Mar 10, 2021

Michigan Governor Gretchen Whitmer
Credit Governor Gretchen Whitmer / twitter.com

March 10th is the one-year anniversary of the first cases of COVID-19 being diagnosed in Michigan.  WEMU's Lisa Barry talked with Michigan Governor Gretchen Whitmer about a special remembrance planned for that night and what it's been like for her to lead the state through this global health crisis over the past year.

  

Governor Gretchen Whitmer and Lt. Governor Garlin Gilchrist are marking the one-year anniversary of the first cases of COVID-19 being diagnosed in Michigan by asking all Michiganders to turn on the lights outside of their homes on Wednesday, March 10th, from 8:00 PM to 9:00 PM, in remembrance of the Michiganders we have lost.  The governor says almost 16,000 people in Michigan died over the past year due to the virus.

 

The governor called it "miraculous" that there are now three vaccines available to combat the virus and says, "We're going to get through this."  She says tonight's remembrance is an acknowledgement of all the hard work done by so many different people to get through this tough time.  She says she will take away many "lessons learned" over this past year. 
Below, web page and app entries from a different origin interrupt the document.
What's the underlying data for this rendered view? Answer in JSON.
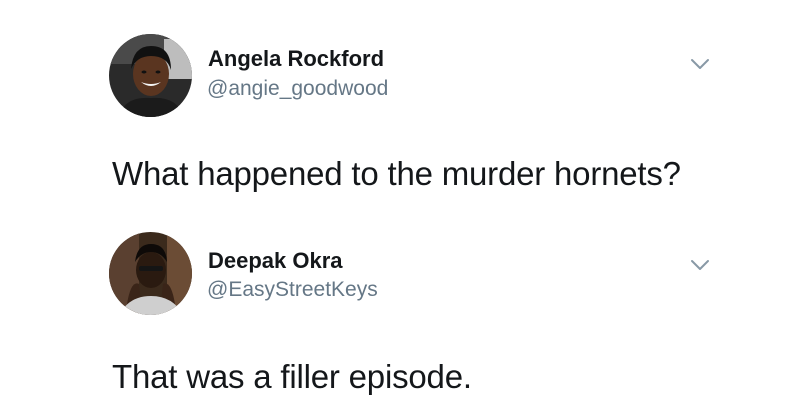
{
  "tweets": [
    {
      "display_name": "Angela Rockford",
      "handle": "@angie_goodwood",
      "text": "What happened to the murder hornets?",
      "avatar_icon": "profile-photo",
      "menu_icon": "chevron-down-icon"
    },
    {
      "display_name": "Deepak Okra",
      "handle": "@EasyStreetKeys",
      "text": "That was a filler episode.",
      "avatar_icon": "profile-photo",
      "menu_icon": "chevron-down-icon"
    }
  ],
  "colors": {
    "text_primary": "#14171a",
    "text_secondary": "#657786",
    "chevron": "#8899a6",
    "background": "#ffffff"
  }
}
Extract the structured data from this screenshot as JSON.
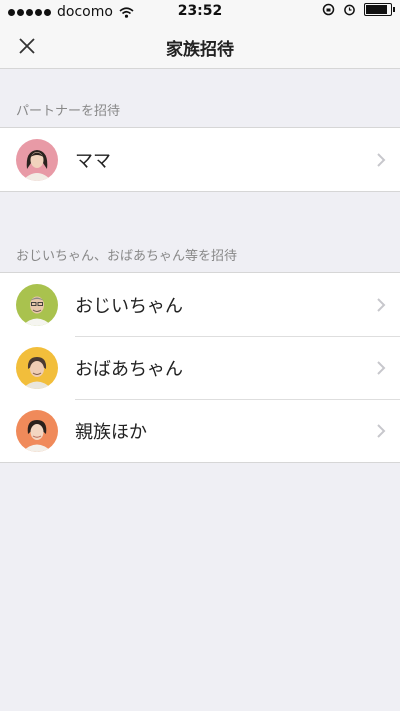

The Michigan governor said she is frustrated that it has taken so long for state lawmakers to allocate billions of dollars in federal funds to assist residents.  Parts of the relief package money has been approved now by state lawmakers, but she vetoed several items that were tied to her removal from having executive powers to make decisions concerning decisions made to deal with the pandemic, calling it "political gamesmanship."  She called it "sad" that several billion dollars of federal financial support has yet to be allocated.

 

Governor Whitmer Asking Michiganders to Turn on Lights for One-Year Anniversary of COVID-19 

 

COVID Anniversary Flyer
Credit State of Michigan / michigan.gov
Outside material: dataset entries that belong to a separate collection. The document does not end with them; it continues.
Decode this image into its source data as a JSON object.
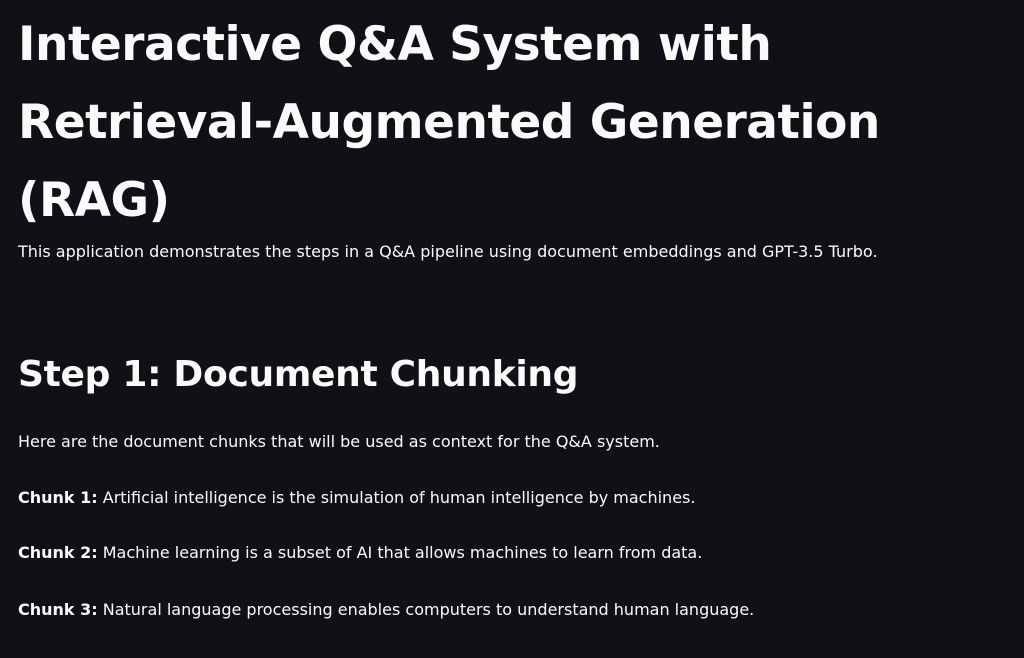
{
  "page": {
    "title": "Interactive Q&A System with Retrieval-Augmented Generation (RAG)",
    "intro": "This application demonstrates the steps in a Q&A pipeline using document embeddings and GPT-3.5 Turbo."
  },
  "step1": {
    "heading": "Step 1: Document Chunking",
    "description": "Here are the document chunks that will be used as context for the Q&A system.",
    "chunks": [
      {
        "label": "Chunk 1:",
        "text": " Artificial intelligence is the simulation of human intelligence by machines."
      },
      {
        "label": "Chunk 2:",
        "text": " Machine learning is a subset of AI that allows machines to learn from data."
      },
      {
        "label": "Chunk 3:",
        "text": " Natural language processing enables computers to understand human language."
      }
    ]
  },
  "colors": {
    "background": "#0f1117",
    "text": "#fafafa"
  }
}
LANSING, Mich. – Governor Gretchen Whitmer and Lt. Governor Garlin Gilchrist are marking the one-year anniversary of the first cases of COVID-19 being diagnosed in Michigan by asking all Michiganders to turn on the lights outside of their homes on Wednesday, March 10th, from 8:00 PM to 9:00 PM, in remembrance of the Michiganders we have lost.  

 

“We’ve had a difficult year and lost so many fellow Michiganders, “said Governor Whitmer.  “On Wednesday, Lieutenant Governor Gilchrist and I urge everyone to turn on their porch lights for an hour, so that we can remember those we’ve lost and remind ourselves that even in times of darkness, we’re in this together.  As we mark this occasion, we also look towards the light at the end of the tunnel.  We have three safe, effective vaccines, all miracles of science, that will help protect you, your family, and others from COVID and help us get our country and the economy back to normal.” 

 

“It’s been one year since COVID-19 was found in Michigan, and as a result, this virus has changed almost every aspect of our daily lives, but despite its darkness, we have seen the brightest light shine in the determined resolve of each other during these trying times,” said Lt. Governor Garlin Gilchrist.  “The simple act of turning on our lights is a way to remember and honor those we have lost and show that we’re all in this together and we will emerge from this crisis, together.” 

 

Non-commercial, fact based reporting is made possible by your financial support.  Make your donation to WEMU today to keep your community NPR station thriving.

Like 89.1 WEMU on Facebook and follow us on Twitter

— Lisa Barry is the host of All Things Considered on WEMU. You can contact Lisa at 734.487.3363, on Twitter @LisaWEMU, or email her at lbarryma@emich.edu